_Problem_
Could you output the complete listing given below exactly?
##### Data to process #####
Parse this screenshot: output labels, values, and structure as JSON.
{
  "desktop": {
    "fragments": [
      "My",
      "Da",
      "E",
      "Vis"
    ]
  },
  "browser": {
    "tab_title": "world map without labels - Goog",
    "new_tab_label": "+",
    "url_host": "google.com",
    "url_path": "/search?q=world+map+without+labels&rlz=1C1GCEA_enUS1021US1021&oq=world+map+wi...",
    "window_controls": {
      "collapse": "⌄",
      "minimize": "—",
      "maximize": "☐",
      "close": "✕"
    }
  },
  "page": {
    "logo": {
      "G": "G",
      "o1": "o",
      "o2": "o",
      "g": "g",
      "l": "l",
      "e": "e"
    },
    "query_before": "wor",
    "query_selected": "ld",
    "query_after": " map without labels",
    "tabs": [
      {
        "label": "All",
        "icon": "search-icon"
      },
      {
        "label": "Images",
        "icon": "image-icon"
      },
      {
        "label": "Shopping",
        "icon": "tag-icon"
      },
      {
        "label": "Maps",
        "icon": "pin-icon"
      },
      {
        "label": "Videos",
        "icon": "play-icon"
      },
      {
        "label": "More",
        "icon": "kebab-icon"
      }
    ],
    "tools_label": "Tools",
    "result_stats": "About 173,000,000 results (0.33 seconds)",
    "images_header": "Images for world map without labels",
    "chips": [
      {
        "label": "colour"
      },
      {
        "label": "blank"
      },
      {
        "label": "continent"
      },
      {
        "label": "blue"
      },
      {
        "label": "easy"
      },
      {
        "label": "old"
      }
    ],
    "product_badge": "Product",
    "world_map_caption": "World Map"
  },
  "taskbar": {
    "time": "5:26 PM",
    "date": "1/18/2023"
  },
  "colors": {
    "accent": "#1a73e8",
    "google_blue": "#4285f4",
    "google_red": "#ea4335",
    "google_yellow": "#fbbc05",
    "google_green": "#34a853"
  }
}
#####
_Result_
Parse this screenshot: output labels, values, and structure as JSON.
{
  "desktop": {
    "fragments": [
      "My",
      "Da",
      "E",
      "Vis"
    ]
  },
  "browser": {
    "tab_title": "world map without labels - Goog",
    "new_tab_label": "+",
    "url_host": "google.com",
    "url_path": "/search?q=world+map+without+labels&rlz=1C1GCEA_enUS1021US1021&oq=world+map+wi...",
    "window_controls": {
      "collapse": "⌄",
      "minimize": "—",
      "maximize": "☐",
      "close": "✕"
    }
  },
  "page": {
    "logo": {
      "G": "G",
      "o1": "o",
      "o2": "o",
      "g": "g",
      "l": "l",
      "e": "e"
    },
    "query_before": "wor",
    "query_selected": "ld",
    "query_after": " map without labels",
    "tabs": [
      {
        "label": "All",
        "icon": "search-icon"
      },
      {
        "label": "Images",
        "icon": "image-icon"
      },
      {
        "label": "Shopping",
        "icon": "tag-icon"
      },
      {
        "label": "Maps",
        "icon": "pin-icon"
      },
      {
        "label": "Videos",
        "icon": "play-icon"
      },
      {
        "label": "More",
        "icon": "kebab-icon"
      }
    ],
    "tools_label": "Tools",
    "result_stats": "About 173,000,000 results (0.33 seconds)",
    "images_header": "Images for world map without labels",
    "chips": [
      {
        "label": "colour"
      },
      {
        "label": "blank"
      },
      {
        "label": "continent"
      },
      {
        "label": "blue"
      },
      {
        "label": "easy"
      },
      {
        "label": "old"
      }
    ],
    "product_badge": "Product",
    "world_map_caption": "World Map"
  },
  "taskbar": {
    "time": "5:26 PM",
    "date": "1/18/2023"
  },
  "colors": {
    "accent": "#1a73e8",
    "google_blue": "#4285f4",
    "google_red": "#ea4335",
    "google_yellow": "#fbbc05",
    "google_green": "#34a853"
  }
}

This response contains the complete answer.